1. When a man in his desire to please his appetite, does not do it with a view to a higher end, that is to say to the preparing himself for the service of God; but does it only for the delight itself. (Of course no one does every action consciously with a view to the service of God. Nevertheless, the general manner or habit of a life spent in the service of God is absent for the flesh-pleaser.)
2. When he looks more eagerly and industriously after the prosperity of his body than of his soul.
3. When he will not refrain from his pleasures, when God forbids them, or when they hurt his soul, or when the necessities of his soul call him away from them. But he must have his delight whatever it costs him, and is so set upon it, that he cannot deny it to himself.
4. When the pleasures of his flesh exceed his delights in God, and his holy word and ways, and the expectations of endless pleasure. And this not only in the passion, but in the estimation, choice, and action. When he had rather be at a play, or feast, or other entertainment, or getting good bargains or profits in the world, than to live in the life of faith and love, which would be a holy and heavenly way of living.
5. When men set their minds to scheme and study to make provision for the pleasures of the flesh; and this is first and sweetest in their thoughts.

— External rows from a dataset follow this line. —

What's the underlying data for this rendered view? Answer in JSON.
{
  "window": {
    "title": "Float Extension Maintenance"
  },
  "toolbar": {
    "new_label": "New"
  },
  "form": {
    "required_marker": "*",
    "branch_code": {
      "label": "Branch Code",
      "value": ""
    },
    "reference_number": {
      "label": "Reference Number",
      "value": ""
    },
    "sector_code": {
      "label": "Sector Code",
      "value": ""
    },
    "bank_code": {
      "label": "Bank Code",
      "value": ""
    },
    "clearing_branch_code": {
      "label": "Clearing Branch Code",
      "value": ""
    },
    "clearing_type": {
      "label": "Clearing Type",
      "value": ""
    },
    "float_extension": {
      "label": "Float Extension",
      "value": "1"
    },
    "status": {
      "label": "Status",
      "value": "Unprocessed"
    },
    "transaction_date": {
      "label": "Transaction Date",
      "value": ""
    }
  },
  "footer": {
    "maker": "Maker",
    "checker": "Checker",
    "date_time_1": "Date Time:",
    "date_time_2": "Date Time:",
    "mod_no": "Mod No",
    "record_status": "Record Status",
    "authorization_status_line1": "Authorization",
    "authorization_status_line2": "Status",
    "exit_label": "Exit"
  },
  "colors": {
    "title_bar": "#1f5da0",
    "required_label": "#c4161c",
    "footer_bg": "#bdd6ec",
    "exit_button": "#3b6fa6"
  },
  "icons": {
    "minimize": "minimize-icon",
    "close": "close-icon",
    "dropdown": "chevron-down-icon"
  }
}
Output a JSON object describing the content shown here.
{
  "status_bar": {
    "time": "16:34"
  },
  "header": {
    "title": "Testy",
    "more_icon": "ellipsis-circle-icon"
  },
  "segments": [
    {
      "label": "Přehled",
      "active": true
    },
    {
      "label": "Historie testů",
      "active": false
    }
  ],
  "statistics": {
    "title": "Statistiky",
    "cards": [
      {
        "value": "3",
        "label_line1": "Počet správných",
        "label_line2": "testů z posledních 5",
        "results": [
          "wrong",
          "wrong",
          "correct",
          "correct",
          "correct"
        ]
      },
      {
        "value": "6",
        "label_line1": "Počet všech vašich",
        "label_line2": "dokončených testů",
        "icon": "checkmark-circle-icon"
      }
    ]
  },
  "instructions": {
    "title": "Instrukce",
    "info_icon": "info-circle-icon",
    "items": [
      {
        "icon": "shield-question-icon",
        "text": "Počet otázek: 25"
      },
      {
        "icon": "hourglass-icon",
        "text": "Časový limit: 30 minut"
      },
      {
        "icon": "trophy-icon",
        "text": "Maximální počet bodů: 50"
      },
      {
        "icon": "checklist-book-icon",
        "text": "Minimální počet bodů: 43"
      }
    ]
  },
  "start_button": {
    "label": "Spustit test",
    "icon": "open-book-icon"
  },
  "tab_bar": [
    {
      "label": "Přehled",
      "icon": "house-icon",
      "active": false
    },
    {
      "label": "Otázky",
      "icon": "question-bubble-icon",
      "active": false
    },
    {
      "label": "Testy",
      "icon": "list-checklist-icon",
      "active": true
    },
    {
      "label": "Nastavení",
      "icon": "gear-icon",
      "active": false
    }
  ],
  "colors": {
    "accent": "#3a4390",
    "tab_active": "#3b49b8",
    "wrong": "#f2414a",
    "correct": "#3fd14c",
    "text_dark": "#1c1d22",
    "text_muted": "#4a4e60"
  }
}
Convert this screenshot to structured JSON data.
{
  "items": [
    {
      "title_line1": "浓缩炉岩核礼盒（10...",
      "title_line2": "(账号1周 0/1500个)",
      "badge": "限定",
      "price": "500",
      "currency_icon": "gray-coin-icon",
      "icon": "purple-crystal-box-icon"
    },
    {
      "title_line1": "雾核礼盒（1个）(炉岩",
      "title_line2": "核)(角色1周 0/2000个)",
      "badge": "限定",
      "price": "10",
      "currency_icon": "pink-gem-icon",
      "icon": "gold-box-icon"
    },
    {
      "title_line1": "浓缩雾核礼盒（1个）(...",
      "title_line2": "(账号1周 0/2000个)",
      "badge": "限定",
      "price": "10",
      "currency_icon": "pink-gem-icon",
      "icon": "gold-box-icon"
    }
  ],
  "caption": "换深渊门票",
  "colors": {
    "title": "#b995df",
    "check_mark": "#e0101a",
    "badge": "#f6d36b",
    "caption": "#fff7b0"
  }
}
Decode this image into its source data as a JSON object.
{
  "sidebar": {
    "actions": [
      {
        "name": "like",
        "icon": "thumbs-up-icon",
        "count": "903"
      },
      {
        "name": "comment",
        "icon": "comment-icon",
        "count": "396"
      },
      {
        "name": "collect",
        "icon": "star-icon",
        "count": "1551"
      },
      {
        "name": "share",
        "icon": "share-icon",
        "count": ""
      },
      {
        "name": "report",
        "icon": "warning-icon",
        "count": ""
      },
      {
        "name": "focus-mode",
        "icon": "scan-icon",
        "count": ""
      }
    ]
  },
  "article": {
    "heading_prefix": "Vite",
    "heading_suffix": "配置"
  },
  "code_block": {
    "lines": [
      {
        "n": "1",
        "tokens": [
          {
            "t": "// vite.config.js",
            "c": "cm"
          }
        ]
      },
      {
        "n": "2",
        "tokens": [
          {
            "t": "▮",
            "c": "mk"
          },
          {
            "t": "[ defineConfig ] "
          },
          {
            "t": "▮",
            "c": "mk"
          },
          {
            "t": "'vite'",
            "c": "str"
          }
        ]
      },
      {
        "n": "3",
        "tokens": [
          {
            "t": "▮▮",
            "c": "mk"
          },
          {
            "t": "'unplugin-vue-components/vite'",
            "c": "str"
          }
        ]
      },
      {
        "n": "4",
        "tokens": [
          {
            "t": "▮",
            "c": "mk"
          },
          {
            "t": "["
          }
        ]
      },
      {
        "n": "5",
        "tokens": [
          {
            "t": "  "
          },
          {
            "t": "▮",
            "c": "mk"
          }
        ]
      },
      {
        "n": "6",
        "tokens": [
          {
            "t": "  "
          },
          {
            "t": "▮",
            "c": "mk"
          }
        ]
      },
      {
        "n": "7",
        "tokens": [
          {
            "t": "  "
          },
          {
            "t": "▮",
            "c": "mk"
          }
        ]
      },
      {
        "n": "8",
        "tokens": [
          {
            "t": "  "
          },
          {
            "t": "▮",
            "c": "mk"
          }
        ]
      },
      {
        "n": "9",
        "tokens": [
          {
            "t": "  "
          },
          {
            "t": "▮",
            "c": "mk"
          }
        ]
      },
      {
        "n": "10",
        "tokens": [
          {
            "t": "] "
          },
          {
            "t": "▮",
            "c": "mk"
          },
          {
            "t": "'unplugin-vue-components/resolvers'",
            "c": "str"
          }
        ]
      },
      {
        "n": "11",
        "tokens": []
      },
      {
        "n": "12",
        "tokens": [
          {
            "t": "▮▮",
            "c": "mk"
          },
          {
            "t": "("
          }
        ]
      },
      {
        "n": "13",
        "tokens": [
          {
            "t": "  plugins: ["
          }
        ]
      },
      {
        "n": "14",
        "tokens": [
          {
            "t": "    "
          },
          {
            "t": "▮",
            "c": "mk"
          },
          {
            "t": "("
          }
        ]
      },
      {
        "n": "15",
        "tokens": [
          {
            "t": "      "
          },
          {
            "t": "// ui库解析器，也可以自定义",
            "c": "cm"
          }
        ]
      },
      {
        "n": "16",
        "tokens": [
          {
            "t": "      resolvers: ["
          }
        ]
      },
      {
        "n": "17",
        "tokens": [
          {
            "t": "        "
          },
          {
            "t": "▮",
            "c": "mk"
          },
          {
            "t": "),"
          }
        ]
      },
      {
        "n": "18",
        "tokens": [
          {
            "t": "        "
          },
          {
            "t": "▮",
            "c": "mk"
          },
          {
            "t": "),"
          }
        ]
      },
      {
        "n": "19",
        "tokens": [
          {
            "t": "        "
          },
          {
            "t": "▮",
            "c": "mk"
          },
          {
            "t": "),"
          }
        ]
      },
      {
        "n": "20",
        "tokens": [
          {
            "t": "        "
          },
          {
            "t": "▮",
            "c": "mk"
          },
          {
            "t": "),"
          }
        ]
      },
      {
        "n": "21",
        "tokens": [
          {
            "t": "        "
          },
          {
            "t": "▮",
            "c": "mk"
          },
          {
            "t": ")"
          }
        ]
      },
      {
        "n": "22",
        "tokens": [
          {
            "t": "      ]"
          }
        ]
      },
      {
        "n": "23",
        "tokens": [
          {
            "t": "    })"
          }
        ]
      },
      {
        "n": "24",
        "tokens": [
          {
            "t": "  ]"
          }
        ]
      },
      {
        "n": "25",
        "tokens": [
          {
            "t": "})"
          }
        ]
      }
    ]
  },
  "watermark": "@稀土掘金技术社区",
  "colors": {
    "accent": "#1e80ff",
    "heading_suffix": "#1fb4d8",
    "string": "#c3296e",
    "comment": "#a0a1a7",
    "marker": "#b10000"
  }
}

6. When they had rather talk, or hear, or read of fleshly pleasures, than of spiritual and heavenly delights.
7. When they love the company of merry sensualists, better than the communion of saints, in which they may be exercised in the praises of their Maker.
8. When they consider that the best place to live and work is where they have the pleasure of the flesh. They would rather be where they have things easy, and lack nothing for the body, rather than where they have far better help and provision for the soul, though the flesh be pinched for it.
9. When he will be more eager to spend money to please his flesh than to please God.
10. When he will believe or like no doctrine but “easy-believism,” and hate mortification as too strict “legalism.” By these, and similar signs, sensuality may easily be known; indeed, by the main bent of the life.
Written by Richard Baxter (1615-1691)